:: Interface dataset entries ::
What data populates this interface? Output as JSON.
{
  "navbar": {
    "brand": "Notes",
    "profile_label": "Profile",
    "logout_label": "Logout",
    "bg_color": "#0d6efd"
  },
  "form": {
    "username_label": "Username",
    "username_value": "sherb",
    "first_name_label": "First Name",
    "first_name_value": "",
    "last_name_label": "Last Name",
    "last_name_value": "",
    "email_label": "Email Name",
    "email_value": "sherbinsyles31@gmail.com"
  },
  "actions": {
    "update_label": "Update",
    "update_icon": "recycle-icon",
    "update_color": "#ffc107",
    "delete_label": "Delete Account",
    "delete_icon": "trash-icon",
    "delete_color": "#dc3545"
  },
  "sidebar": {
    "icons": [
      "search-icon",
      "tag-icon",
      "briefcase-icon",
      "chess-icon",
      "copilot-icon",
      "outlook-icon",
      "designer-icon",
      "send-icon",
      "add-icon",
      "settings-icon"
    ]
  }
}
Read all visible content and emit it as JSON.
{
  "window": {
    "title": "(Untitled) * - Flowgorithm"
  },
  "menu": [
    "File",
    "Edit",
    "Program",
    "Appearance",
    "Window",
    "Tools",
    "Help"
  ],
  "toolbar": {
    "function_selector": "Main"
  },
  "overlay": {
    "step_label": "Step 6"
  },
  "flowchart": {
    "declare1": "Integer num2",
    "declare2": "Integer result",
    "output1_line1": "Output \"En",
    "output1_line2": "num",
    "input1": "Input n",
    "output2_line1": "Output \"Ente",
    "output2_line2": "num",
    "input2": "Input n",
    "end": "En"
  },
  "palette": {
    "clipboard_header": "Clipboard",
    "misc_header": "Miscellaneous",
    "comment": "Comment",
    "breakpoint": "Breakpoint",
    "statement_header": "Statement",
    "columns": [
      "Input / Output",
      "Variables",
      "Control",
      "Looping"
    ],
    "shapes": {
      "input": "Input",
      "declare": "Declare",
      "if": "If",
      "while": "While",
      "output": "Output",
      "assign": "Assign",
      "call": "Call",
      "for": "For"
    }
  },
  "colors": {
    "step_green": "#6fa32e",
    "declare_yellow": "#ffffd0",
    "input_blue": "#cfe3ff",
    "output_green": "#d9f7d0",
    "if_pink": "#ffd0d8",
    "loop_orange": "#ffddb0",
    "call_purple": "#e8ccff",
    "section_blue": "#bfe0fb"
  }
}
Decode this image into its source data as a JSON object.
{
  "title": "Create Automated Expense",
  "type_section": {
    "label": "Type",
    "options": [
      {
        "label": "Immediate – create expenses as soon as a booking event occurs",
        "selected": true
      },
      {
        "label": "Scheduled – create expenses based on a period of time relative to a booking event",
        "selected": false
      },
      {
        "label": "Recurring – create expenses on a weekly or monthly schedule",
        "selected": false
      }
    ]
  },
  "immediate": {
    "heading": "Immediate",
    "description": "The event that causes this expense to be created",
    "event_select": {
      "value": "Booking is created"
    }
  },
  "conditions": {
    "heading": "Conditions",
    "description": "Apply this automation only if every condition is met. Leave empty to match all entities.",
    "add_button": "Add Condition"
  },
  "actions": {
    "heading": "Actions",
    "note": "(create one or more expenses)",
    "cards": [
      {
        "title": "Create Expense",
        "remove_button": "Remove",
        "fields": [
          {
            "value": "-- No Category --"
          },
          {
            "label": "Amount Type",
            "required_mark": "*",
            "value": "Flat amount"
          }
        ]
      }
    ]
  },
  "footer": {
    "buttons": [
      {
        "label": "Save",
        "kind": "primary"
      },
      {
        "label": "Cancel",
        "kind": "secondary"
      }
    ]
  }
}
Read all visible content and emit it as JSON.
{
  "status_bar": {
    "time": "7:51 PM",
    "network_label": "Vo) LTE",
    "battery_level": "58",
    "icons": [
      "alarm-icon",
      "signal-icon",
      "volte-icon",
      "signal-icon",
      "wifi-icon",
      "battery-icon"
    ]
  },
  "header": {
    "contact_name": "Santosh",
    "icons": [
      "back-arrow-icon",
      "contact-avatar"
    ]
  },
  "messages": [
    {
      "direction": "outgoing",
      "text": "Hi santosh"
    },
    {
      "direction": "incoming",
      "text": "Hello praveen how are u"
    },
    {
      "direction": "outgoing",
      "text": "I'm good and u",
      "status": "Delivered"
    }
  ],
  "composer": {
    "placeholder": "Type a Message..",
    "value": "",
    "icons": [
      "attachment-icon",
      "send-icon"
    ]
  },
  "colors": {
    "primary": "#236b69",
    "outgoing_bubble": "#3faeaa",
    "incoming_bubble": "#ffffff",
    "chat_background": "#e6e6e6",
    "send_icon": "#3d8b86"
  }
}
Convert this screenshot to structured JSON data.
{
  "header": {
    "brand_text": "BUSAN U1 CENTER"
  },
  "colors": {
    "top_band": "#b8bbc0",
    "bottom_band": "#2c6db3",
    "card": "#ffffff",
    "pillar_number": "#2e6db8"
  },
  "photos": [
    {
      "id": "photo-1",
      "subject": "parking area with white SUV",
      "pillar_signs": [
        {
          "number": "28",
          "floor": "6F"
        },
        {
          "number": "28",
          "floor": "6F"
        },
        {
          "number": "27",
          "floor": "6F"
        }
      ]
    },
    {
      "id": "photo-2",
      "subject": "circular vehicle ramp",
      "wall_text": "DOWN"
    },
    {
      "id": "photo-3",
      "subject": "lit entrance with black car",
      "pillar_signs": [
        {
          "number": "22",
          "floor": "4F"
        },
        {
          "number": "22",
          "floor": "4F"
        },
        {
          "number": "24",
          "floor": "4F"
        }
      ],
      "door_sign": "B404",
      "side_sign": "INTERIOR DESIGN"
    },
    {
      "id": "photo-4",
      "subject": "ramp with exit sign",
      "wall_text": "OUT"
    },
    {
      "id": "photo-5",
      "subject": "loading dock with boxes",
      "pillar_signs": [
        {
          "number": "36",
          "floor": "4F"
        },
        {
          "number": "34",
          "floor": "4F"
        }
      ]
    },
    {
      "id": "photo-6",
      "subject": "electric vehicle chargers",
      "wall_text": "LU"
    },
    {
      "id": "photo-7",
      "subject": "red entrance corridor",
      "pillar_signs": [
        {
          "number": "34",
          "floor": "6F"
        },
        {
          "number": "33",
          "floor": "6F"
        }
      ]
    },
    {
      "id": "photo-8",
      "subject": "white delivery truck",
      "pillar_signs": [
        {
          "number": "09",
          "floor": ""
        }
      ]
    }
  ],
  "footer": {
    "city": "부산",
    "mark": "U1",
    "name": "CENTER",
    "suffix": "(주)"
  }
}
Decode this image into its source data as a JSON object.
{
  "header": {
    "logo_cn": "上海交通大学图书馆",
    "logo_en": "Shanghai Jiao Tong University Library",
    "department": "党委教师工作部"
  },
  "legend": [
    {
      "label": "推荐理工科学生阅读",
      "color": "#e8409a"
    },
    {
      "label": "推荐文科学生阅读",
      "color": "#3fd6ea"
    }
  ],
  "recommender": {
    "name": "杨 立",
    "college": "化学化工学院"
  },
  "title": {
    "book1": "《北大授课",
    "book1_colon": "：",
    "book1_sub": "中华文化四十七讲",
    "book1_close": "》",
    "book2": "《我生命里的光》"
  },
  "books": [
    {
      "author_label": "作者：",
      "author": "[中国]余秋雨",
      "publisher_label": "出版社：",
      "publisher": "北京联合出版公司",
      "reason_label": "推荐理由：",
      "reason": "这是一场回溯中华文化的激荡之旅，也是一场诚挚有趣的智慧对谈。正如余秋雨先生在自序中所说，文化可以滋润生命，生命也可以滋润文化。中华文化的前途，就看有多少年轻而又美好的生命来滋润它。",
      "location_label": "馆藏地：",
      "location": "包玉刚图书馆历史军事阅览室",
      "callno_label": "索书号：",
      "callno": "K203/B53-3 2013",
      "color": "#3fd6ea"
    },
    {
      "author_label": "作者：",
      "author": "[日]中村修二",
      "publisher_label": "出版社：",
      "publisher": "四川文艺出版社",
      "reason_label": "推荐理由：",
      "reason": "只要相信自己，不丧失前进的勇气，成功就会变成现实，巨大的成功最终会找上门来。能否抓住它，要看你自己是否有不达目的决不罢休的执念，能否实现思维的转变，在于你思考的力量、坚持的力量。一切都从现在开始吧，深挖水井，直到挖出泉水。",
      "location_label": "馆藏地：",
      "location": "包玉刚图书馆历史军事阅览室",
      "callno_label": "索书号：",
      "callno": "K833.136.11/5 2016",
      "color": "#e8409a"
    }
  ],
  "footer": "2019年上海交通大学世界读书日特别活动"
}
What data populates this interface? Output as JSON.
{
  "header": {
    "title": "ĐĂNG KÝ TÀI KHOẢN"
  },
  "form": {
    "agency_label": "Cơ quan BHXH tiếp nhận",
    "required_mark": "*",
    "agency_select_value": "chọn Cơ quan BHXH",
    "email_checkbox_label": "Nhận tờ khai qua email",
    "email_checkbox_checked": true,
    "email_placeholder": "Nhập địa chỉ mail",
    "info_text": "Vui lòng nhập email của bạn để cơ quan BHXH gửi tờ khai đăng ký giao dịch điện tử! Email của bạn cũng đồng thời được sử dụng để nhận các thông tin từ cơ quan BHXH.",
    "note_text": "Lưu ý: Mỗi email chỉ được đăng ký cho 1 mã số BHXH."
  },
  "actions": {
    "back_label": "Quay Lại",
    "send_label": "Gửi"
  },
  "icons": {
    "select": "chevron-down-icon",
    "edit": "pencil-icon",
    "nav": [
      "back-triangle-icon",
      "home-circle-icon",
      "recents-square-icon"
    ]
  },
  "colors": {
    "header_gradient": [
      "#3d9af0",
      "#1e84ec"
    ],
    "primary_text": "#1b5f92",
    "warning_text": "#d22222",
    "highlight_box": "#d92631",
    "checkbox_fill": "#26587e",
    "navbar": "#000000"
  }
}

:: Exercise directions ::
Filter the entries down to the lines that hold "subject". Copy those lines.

:: Written reply ::
      "subject": "parking area with white SUV",
      "subject": "circular vehicle ramp",
      "subject": "lit entrance with black car",
      "subject": "ramp with exit sign",
      "subject": "loading dock with boxes",
      "subject": "electric vehicle chargers",
      "subject": "red entrance corridor",
      "subject": "white delivery truck",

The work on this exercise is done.